Hungarian Lieutenant colonel defends Russian expansionism and speculates Trump assassination in TEK's magazine
Photo: Ministry of Defense/Veronika Dévényi

A Hungarian lieutenant colonel propagates Russian imperialism and bashes the anti-Trump US establishment on the pages of the Counter-Terrorism Centre’s (TEK) official magazine, reports literature and political weekly Élet és Irodalom.

Published in the 2017/4 issue of Terror and Countering, Lieutenant colonel Endre Szénási’s essay titled The Deposition of National Security Advisor Flynn: Anti-Trump witch-hunt in the United States? offers an analysis of former national security advisor General Michael Flynn’s deposition with a significant focus on Russian foreign policy. Lieutenant colonel Szénási, according to a footnote, has been “dealing with [international] partnerships, especially in the post-Soviet area at the Ministry of Defense’s Department of Defense Policy since 1997”. The premise of his essay is that after the Obama administration’s hostile foreign policy towards Russia, President Trump finally sought to ease the tensions between the two nations, however the “establishment” does everything it can to prevent the détente. Szénási argues that Flynn fell victim of the “establishment”.

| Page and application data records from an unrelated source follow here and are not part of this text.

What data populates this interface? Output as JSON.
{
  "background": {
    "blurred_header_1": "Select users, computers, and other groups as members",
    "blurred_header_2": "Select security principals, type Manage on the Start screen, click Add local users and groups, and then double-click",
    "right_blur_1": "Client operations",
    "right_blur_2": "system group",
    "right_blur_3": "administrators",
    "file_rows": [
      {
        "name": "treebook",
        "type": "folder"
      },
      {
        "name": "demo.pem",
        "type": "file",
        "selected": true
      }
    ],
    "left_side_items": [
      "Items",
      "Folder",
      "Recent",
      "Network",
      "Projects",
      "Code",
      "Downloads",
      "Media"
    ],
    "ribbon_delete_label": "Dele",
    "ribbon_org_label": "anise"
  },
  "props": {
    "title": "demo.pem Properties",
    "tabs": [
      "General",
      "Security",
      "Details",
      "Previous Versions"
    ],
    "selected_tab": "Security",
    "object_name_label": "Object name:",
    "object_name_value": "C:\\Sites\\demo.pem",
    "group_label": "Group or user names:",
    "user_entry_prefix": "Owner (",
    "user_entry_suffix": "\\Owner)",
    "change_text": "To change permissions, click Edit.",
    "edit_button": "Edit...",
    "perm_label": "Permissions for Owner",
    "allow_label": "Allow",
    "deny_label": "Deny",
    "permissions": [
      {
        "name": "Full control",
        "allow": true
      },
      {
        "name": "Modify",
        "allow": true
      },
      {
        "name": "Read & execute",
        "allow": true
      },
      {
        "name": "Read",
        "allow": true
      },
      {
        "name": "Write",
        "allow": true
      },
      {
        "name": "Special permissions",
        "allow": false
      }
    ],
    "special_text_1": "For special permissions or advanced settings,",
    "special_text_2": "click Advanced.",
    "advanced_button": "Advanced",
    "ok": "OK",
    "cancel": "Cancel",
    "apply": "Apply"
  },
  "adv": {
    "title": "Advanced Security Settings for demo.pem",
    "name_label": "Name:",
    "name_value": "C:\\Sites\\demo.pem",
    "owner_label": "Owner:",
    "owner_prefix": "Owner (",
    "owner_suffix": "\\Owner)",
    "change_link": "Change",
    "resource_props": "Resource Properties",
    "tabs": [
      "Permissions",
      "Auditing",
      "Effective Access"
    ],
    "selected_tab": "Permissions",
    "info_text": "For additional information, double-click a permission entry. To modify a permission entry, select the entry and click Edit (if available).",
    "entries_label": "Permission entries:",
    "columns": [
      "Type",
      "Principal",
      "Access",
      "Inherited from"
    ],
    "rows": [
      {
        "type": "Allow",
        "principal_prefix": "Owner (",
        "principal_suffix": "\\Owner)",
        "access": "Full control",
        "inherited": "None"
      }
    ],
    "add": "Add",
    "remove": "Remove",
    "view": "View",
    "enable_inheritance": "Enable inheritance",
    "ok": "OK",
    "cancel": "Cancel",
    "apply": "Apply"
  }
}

In the first part of the essay, Szénási makes light of Russian expansions of the last 10 years. According to him US hostility towards Russia dates to the 2008 Russo-Georgian war. Szénási argues that by intervening in Ukraine, Syria, and Georgia, Russia simply “defends its historically developed sphere of influence, therefore measured on a historical scale, [Russia] factually does not represent an ‘expansive’ foreign policy.” Szénási claims that Russia cannot even be considered “aggressive” as it did not aim to extort a political system change through military occupation, not even in Georgia. “[Russia] did not bomb the Georgian Ministry of Defense, which would be a prime target in every classical war. Neither did it bomb buildings of intelligence agencies, airports etc.”

Szénási further argues against Russian aggressivity by pointing out that despite “the national policy justification, military power and not least the support of the local (Ukrainian separatist) and Russian public,” President Vladimir Putin eventually did not occupy the separatist Donetsk and Luhansk regions. Regarding the Russian annexation of Crimea, Szénási blatantly echoes the Russian narrative, claiming that by sending unidentified soldiers into the area, Russia “secured” the “bloodless transition”. He concludes that the “West’s” considering Russia an aggressor after it provided autonomy for Crimea is problematic at best, and adds that he has no doubt “the putschists, nationalist power in Kiev would have prevented the secession of Crimea even violently, if necessary, even at the cost of a bloodbath.”

In the second part of the essay, Szénási discusses the circumstances of Flynn’s deposition. The lieutenant colonel calls the 1799 law that supposedly provided a legal base for Flynn’s deposition “absurd and unenforceable,” and the application of the law “unethical”. Szénási argues that Flynn’s deposition was the result of the “establishment’s” workings

The lieutenant colonel goes way beyond the Trump administration’s usual conspiracy theories when he speculates that like President Kennedy, Trump might be assassinated “if the sufficiently influential members of the American establishment decide that assassinating the President in office might be the ‘solution’.”

Szénási’s pro-Russia narrative would seem to contradict the Hungarian government’s professed foreign policy, a frequent subject of criticism from other NATO and EU member states for being too pragmatic towards Russia. Hungary belatedly voted for EU sanctions against Russia in retaliation for its aggression against Ukraine. Hungarian government officials voiced Hungary’s commitment to Ukraine’s territorial integrity on numerous occasions. Lieutenant colonel Szénási’s essay echoes the style, phrases and arguments of Russian state propaganda.